For now, at least, millennials who had already lost the shiny-happy, glazed Stepford-stare are starting to realize that big government means a lot more than some utopian existence for all. They see, in their pocketbooks and wallets, that the Obama economy is destroying not just their health care, but also any chance they may have of “making it,” of living their version of the American Dream. Their reality, sadly, is that college grads move back home for a few (or ten) years, that welfare and foodstamps are a great way to subsist, that being less than they are is not only okay but actually encouraged. And some few will not accept that. Some few will stand up and say “Enough! I am more than this, I can do more than this, I will not accept this.”
That isn’t happening now, so don’t get your hopes up about the polls saying that millenials are fleeing Obama. They’re disappointed, their Messiah didn’t pan out, but as one millenial wrote over at PuffHo:
With every day spent in the White House, the president’s bright-eyed idealism seemed to shift toward the same old politics of every man who came before him. In turn, my idealism shifted right along with his.

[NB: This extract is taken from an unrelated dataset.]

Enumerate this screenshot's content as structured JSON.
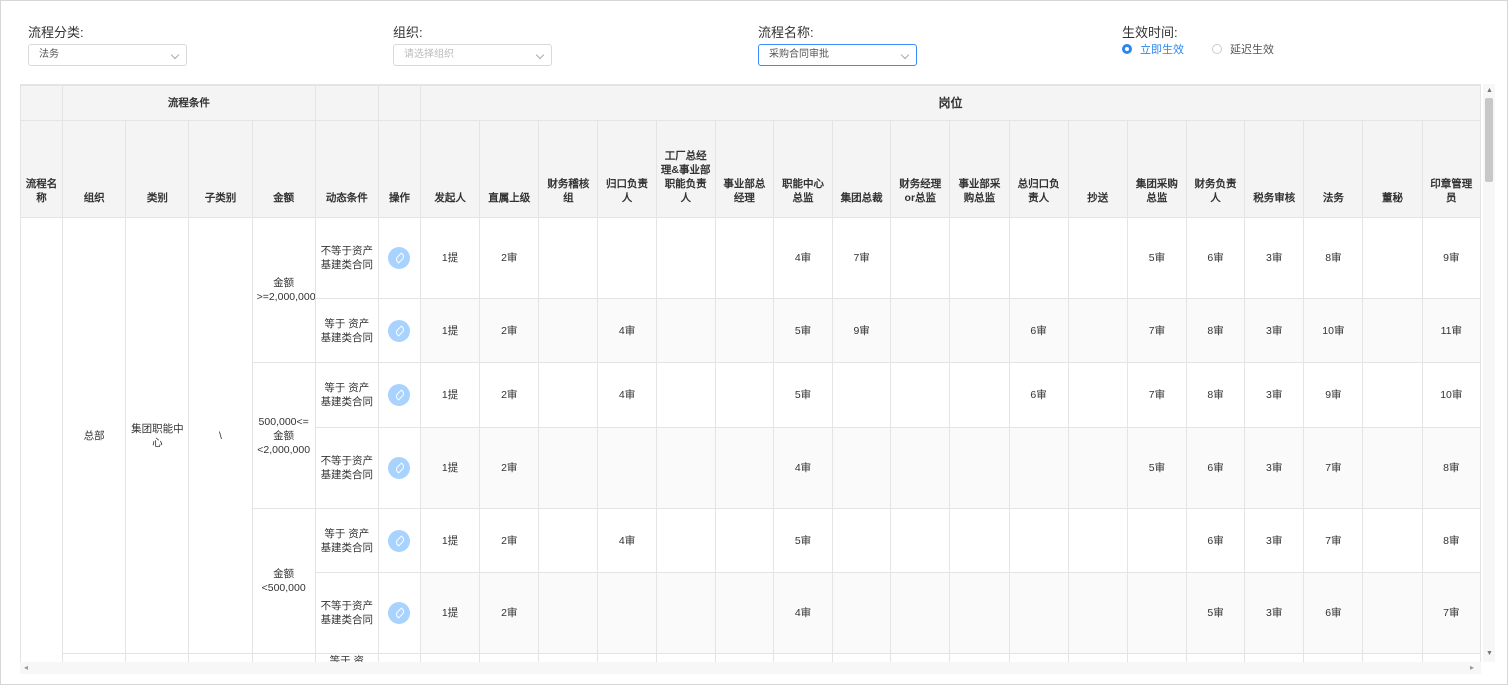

Am I disappointed? Of course. Would I vote for him again? Absolutely.
I’m not the only millennial living with this contradiction. Harvard’s new study also showed that 46 percent of millennials surveyed would vote for Obama again. Of course we would — because the alternative is way scarier.
This millennial, I think, speaks for millions, and I highly recommend reading her entire essay. She’s wrong, of course. The president’s “bright-eyed idealism” never shifted; she just didn’t understand what his ideals are. The biggest thing here, though, is that she–and millions of millenials like her– think he and his ilk are “better” than “the alternative.”
The alternative being, of course, any conservative. Freedom is scary to millenials who have been nurtured and raised to believe that the all-powerful, ever-benevolent government is the answer to all that troubles us. Someone “hating on” you? Let’s pass a law! Someone eating too much, drinking too much soda, using too much styrofoam? Make a law! Someone not “getting their fair share”? Make a law! The idea that people can make their own decisions is not only alien but truly frightening to these young people. It won’t be in twenty or thirty years, but for now, they need someone to tell them what to do, what to think, what to believe, and how to be.
In many ways, we have failed them.
The sad part is that they choose a known pathological liar for that role. Is he as “cool” as he used to be? Hell to the no. Not even to them. But until they realize that they are fully-functioning human beings who don’t need their every move dictated to them, they will continue to cling to him. Not because he’s cool but because he’s (still) (they hope) better than . . . freedom.